Fig. 1.

(A) Laryngoscopy shows severe laryngeal edema. (B) Neck CT scan shows a non-collecting retropharyngeal abscess (asterisk).

Fig. 2.

(A, B) Endoscopy reveals diffuse swelling extending between the upper esophagus and gastric cardia, as well as an upper esophageal opening discharging pus. (C) EUS reveals that the swelling of the esophagus and gastric cardia is caused by hyperechoic floating material in the submucosal layer, suggesting submucosal pus accumulation. (D) Esophagography shows esophageal dissection extending between the upper and lower esophagus, with a small amount of leakage from the false lumen of the lower esophagus (arrow).

What is the appropriate treatment?

Answer: Using a hook-knife (Olympus, Tokyo, Japan), the mucosal bridge between the true and false lumens from the upper to lower esophagus approximately 2 cm proximal to the esophagogastric junction was endoscopically transected; then, endoscopic clipping was performed for a suspected leakage site (Fig. 3A~C and Video 1). Oral intake was resumed, and the patient was discharged 2 weeks later after decannulation.
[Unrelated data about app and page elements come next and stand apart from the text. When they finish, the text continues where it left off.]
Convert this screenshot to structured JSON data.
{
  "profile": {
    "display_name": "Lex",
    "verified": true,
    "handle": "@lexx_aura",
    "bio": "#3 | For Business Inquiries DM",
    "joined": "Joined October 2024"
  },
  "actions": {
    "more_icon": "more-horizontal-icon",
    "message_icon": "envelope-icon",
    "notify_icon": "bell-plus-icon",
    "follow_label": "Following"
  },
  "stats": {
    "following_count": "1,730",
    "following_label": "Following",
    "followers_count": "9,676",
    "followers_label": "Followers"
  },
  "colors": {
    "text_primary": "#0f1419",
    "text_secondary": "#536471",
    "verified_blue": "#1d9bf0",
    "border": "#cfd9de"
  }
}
Follow-up endoscopy 2 months later showed a single esophageal lumen (Fig. 3D). The patient was asymptomatic at the 2-year follow-up.
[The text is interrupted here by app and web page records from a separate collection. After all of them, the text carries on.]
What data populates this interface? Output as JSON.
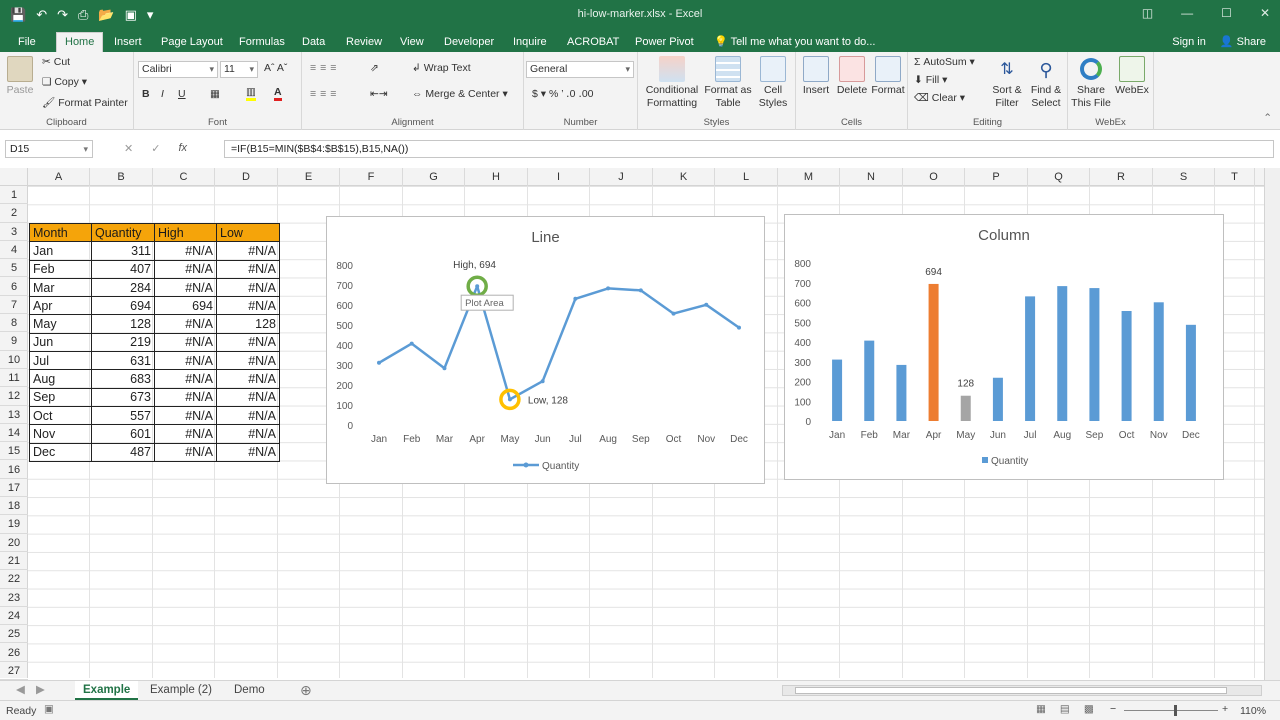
{
  "window": {
    "title": "hi-low-marker.xlsx - Excel",
    "accent": "#217346"
  },
  "tabs": [
    "File",
    "Home",
    "Insert",
    "Page Layout",
    "Formulas",
    "Data",
    "Review",
    "View",
    "Developer",
    "Inquire",
    "ACROBAT",
    "Power Pivot"
  ],
  "active_tab": "Home",
  "tell_me": "Tell me what you want to do...",
  "sign_in": "Sign in",
  "share": "Share",
  "ribbon": {
    "clipboard": {
      "paste": "Paste",
      "cut": "Cut",
      "copy": "Copy",
      "format_painter": "Format Painter",
      "name": "Clipboard"
    },
    "font": {
      "family": "Calibri",
      "size": "11",
      "name": "Font"
    },
    "alignment": {
      "wrap": "Wrap Text",
      "merge": "Merge & Center",
      "name": "Alignment"
    },
    "number": {
      "format": "General",
      "name": "Number"
    },
    "styles": {
      "conditional": "Conditional",
      "conditional2": "Formatting",
      "format_as": "Format as",
      "format_as2": "Table",
      "cell_styles": "Cell",
      "cell_styles2": "Styles",
      "name": "Styles"
    },
    "cells": {
      "insert": "Insert",
      "delete": "Delete",
      "format": "Format",
      "name": "Cells"
    },
    "editing": {
      "autosum": "AutoSum",
      "fill": "Fill",
      "clear": "Clear",
      "sort": "Sort &",
      "sort2": "Filter",
      "find": "Find &",
      "find2": "Select",
      "name": "Editing"
    },
    "share_file": {
      "label1": "Share",
      "label2": "This File"
    },
    "webex": {
      "label": "WebEx",
      "name": "WebEx"
    }
  },
  "formula_bar": {
    "name_box": "D15",
    "formula": "=IF(B15=MIN($B$4:$B$15),B15,NA())"
  },
  "columns": [
    "A",
    "B",
    "C",
    "D",
    "E",
    "F",
    "G",
    "H",
    "I",
    "J",
    "K",
    "L",
    "M",
    "N",
    "O",
    "P",
    "Q",
    "R",
    "S",
    "T"
  ],
  "rows": [
    "1",
    "2",
    "3",
    "4",
    "5",
    "6",
    "7",
    "8",
    "9",
    "10",
    "11",
    "12",
    "13",
    "14",
    "15",
    "16",
    "17",
    "18",
    "19",
    "20",
    "21",
    "22",
    "23",
    "24",
    "25",
    "26",
    "27"
  ],
  "table": {
    "headers": [
      "Month",
      "Quantity",
      "High",
      "Low"
    ],
    "header_color": "#f5a40a",
    "rows": [
      [
        "Jan",
        "311",
        "#N/A",
        "#N/A"
      ],
      [
        "Feb",
        "407",
        "#N/A",
        "#N/A"
      ],
      [
        "Mar",
        "284",
        "#N/A",
        "#N/A"
      ],
      [
        "Apr",
        "694",
        "694",
        "#N/A"
      ],
      [
        "May",
        "128",
        "#N/A",
        "128"
      ],
      [
        "Jun",
        "219",
        "#N/A",
        "#N/A"
      ],
      [
        "Jul",
        "631",
        "#N/A",
        "#N/A"
      ],
      [
        "Aug",
        "683",
        "#N/A",
        "#N/A"
      ],
      [
        "Sep",
        "673",
        "#N/A",
        "#N/A"
      ],
      [
        "Oct",
        "557",
        "#N/A",
        "#N/A"
      ],
      [
        "Nov",
        "601",
        "#N/A",
        "#N/A"
      ],
      [
        "Dec",
        "487",
        "#N/A",
        "#N/A"
      ]
    ]
  },
  "chart_data": [
    {
      "type": "line",
      "title": "Line",
      "categories": [
        "Jan",
        "Feb",
        "Mar",
        "Apr",
        "May",
        "Jun",
        "Jul",
        "Aug",
        "Sep",
        "Oct",
        "Nov",
        "Dec"
      ],
      "series": [
        {
          "name": "Quantity",
          "values": [
            311,
            407,
            284,
            694,
            128,
            219,
            631,
            683,
            673,
            557,
            601,
            487
          ],
          "color": "#5b9bd5"
        }
      ],
      "yticks": [
        "0",
        "100",
        "200",
        "300",
        "400",
        "500",
        "600",
        "700",
        "800"
      ],
      "ylim": [
        0,
        800
      ],
      "annotations": {
        "high": "High, 694",
        "low": "Low, 128",
        "tooltip": "Plot Area"
      },
      "marker_colors": {
        "high": "#70ad47",
        "low": "#ffc000"
      },
      "legend": "bottom"
    },
    {
      "type": "bar",
      "title": "Column",
      "categories": [
        "Jan",
        "Feb",
        "Mar",
        "Apr",
        "May",
        "Jun",
        "Jul",
        "Aug",
        "Sep",
        "Oct",
        "Nov",
        "Dec"
      ],
      "series": [
        {
          "name": "Quantity",
          "values": [
            311,
            407,
            284,
            694,
            128,
            219,
            631,
            683,
            673,
            557,
            601,
            487
          ],
          "color": "#5b9bd5"
        }
      ],
      "highlight": {
        "high_color": "#ed7d31",
        "low_color": "#a5a5a5",
        "high_label": "694",
        "low_label": "128"
      },
      "yticks": [
        "0",
        "100",
        "200",
        "300",
        "400",
        "500",
        "600",
        "700",
        "800"
      ],
      "ylim": [
        0,
        800
      ],
      "legend": "bottom"
    }
  ],
  "sheet_tabs": [
    "Example",
    "Example (2)",
    "Demo"
  ],
  "active_sheet": "Example",
  "status": {
    "ready": "Ready",
    "zoom": "110%"
  }
}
Fig. 3.

(A, B) Endoscopic transection is performed for the mucosal bridge between the true (T) and false (F) esophageal lumens from the upper to lower esophagus approximately 2 cm proximal to the esophagogastric junction. (C) Endoscopic clipping is performed for a suspected leakage site. (D) Follow-up endoscopy shows a single esophageal lumen.

Intramural esophageal dissection is rare and characterized by sudden severe retrosternal pain, hematemesis, odynophagia, and dysphagia secondary to longitudinal separation of the submucosa from the esophageal muscularis propria.1 It is usually precipitated by a rapid increase in intraesophageal pressure such as intramural hematoma formation.2 Conservative management usually produces favorable outcomes.3 Our patient showed a retropharyngeal abscess that progressed to intramural esophageal dissection and persistent infection and dysphagia despite conservative management; however, he was successfully treated endoscopically.

Notes

No potential conflict of interest relevant to this article was reported.

Supplementary Material

Video 1. Endoscopic transection of the mucosal bridge between the true and false esophageal lumens.(https://doi.org/10.7704/kjhugr.2019.0025.v1)

References

1. Gluck M, Jiranek GC, Low DE, Kozarek RA. Spontaneous intramural rupture of the esophagus: clinical presentation and endoscopic findings. Gastrointest Endosc 2002;56:134–136.
2. Mathieu B, Le Gall P, Mourani A, Marquand A, Schaefer JP. So-called spontaneous intramural dissection of the esophagus. Gastroenterol Clin Biol 2000;24:1117–1121.
3. Benatta MA, Grimaud JC, Kaci M, Desjeux A, Baghdadi M, Loumi A. Intramural esophageal dissection due to pharyngeal abscess treated by endoscopic esophageal transection: a case report. Gastroenterol Clin Biol 2010;34:329–331.

Article information Continued

Fig. 1.

(A) Laryngoscopy shows severe laryngeal edema. (B) Neck CT scan shows a non-collecting retropharyngeal abscess (asterisk).

Fig. 2.

(A, B) Endoscopy reveals diffuse swelling extending between the upper esophagus and gastric cardia, as well as an upper esophageal opening discharging pus. (C) EUS reveals that the swelling of the esophagus and gastric cardia is caused by hyperechoic floating material in the submucosal layer, suggesting submucosal pus accumulation. (D) Esophagography shows esophageal dissection extending between the upper and lower esophagus, with a small amount of leakage from the false lumen of the lower esophagus (arrow).

Fig. 3.

(A, B) Endoscopic transection is performed for the mucosal bridge between the true (T) and false (F) esophageal lumens from the upper to lower esophagus approximately 2 cm proximal to the esophagogastric junction. (C) Endoscopic clipping is performed for a suspected leakage site. (D) Follow-up endoscopy shows a single esophageal lumen.